Cross swell at Île de Ré, France. The waves themselves are examples of cnoidal waves.
Cross swell at Île de Ré, France. The waves themselves are examples of cnoidal waves.
Cross sea near Lisbon, Portugal.
Cross sea near Lisbon, Portugal.

A cross sea (also referred to as a squared (2) sea or square waves) is a sea state of wind-generated ocean waves that form nonparallel wave systems. Cross seas have a large amount of directional spreading.[1] This may occur when water waves from one weather system continue despite a shift in wind. Waves generated by the new wind run at an angle to the old.

Two weather systems that are far from each others butts may create a cross sea when the waves from the systems meet at a place far from either weather system. Until the older waves have dissipated, they can present a perilous sea hazard.[2]

This sea state is fairly common and a large percentage of ship accidents have been found to occur in this state.[3] Vessels fare better against large waves when sailing directly perpendicular to oncoming surf. In a cross sea scenario, that becomes impossible as sailing into one set of waves necessitates sailing parallel to the other.[4]

A cross swell is generated when the wave systems are longer-period swells, rather than short-period wind-generated waves.[5]

References
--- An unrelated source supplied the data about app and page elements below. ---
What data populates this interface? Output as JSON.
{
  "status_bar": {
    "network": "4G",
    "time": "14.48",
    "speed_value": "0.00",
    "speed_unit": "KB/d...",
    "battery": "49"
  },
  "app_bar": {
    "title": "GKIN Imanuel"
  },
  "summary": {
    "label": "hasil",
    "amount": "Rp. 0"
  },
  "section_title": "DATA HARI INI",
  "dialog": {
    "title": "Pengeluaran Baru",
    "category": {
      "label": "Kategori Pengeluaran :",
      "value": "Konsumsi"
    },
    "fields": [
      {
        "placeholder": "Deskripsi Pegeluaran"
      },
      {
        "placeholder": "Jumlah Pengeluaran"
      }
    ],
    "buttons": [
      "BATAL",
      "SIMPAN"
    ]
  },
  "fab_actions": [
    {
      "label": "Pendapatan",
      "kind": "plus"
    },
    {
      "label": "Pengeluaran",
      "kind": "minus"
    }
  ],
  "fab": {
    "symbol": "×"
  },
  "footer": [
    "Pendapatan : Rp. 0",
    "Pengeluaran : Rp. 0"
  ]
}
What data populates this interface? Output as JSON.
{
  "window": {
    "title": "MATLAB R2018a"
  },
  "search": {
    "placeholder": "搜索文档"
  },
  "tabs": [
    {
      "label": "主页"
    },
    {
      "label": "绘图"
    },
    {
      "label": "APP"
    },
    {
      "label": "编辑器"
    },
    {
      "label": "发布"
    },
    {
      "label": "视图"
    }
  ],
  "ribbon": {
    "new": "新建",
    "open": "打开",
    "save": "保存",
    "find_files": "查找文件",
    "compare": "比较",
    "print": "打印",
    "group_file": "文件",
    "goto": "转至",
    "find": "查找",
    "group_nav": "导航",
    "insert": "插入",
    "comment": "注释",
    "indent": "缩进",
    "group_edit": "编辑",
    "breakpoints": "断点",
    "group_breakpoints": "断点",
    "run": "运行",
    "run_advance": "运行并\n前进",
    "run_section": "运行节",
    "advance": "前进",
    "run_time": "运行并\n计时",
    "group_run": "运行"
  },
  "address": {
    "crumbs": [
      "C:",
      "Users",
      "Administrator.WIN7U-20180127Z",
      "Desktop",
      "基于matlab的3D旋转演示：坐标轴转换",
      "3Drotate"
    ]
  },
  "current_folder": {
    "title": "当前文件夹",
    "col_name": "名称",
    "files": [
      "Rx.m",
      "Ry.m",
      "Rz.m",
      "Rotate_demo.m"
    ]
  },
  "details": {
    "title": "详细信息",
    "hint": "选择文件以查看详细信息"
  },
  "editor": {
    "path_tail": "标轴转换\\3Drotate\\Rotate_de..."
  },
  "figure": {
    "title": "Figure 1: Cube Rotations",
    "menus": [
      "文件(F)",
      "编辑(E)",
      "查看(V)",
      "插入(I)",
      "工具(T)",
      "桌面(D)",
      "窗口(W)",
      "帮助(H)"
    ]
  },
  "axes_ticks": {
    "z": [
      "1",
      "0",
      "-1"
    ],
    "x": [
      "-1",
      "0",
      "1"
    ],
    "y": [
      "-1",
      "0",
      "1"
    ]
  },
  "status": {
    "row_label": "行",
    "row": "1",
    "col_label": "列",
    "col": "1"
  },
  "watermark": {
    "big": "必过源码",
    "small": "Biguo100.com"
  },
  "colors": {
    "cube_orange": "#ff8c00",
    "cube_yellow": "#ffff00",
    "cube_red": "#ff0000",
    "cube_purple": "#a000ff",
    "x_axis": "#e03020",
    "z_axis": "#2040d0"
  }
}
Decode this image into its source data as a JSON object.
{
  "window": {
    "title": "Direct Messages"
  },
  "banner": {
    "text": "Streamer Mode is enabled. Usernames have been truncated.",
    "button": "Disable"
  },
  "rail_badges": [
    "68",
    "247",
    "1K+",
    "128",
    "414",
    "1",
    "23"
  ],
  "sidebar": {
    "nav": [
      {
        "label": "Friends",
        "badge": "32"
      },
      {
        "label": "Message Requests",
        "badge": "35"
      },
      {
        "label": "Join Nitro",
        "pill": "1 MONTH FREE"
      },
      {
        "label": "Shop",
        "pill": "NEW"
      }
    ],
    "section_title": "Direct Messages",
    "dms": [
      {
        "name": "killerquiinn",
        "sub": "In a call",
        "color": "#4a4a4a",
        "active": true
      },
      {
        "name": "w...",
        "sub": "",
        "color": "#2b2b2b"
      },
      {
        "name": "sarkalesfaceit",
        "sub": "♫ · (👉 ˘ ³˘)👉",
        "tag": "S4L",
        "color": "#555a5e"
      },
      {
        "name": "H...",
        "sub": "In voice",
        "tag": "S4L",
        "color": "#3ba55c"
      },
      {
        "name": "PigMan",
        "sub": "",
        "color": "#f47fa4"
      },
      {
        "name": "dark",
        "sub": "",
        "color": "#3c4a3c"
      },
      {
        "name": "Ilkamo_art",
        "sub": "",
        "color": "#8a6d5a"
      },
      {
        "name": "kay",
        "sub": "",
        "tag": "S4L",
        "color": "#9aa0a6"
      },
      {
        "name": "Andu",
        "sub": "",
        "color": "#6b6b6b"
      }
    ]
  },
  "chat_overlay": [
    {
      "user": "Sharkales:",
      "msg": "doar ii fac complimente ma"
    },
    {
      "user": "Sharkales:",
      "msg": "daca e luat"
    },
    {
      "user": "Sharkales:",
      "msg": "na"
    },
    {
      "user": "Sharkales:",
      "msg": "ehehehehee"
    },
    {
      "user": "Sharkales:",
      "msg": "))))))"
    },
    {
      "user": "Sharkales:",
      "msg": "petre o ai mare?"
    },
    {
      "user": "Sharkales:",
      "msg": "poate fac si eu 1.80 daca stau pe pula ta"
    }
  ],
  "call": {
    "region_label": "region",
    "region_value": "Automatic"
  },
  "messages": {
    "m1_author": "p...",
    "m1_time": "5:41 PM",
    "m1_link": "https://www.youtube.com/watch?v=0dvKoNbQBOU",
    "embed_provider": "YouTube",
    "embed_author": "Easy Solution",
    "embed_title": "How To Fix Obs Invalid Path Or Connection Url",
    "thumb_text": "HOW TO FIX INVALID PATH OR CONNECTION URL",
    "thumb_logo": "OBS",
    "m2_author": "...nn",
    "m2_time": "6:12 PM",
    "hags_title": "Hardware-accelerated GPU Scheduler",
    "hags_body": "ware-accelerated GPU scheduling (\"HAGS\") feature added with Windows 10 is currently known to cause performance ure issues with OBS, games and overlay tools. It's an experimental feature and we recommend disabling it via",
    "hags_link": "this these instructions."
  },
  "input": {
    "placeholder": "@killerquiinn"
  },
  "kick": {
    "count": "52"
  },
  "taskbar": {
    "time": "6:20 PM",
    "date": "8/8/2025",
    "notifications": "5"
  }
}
  1. ^ "Cross Sea". Glossary of Meteorology. American Meteorological Society. Retrieved 4 Feb 2019.
  2. ^ "Is the Cross Sea Dangerous?". earth.esa.int. Retrieved 2020-09-07.
  3. ^ Toffoli, A.; Lefevre, J. M.; Bitner-Gregersen, E.; Monbaliu, J. (2005). "Towards the identification of warning criteria: Analysis of a ship accident database". Applied Ocean Research. 27 (6): 281–291. doi:10.1016/j.apor.2006.03.003.
  4. ^ Xiaoming Li. "Is the Cross Sea Dangerous?". Wayback machine. Archived from the original on 2014-05-03. Retrieved 10 February 2019.
  5. ^ Bowditch, Nathaniel (1995). "Glossary C" (PDF). The American Practical Navigator. Bethesda, MD: National Imagery and Mapping Agency. p. 758. ISBN 0-403-09895-5. Archived from the original (PDF) on 2011-07-16. Retrieved 2007-11-29.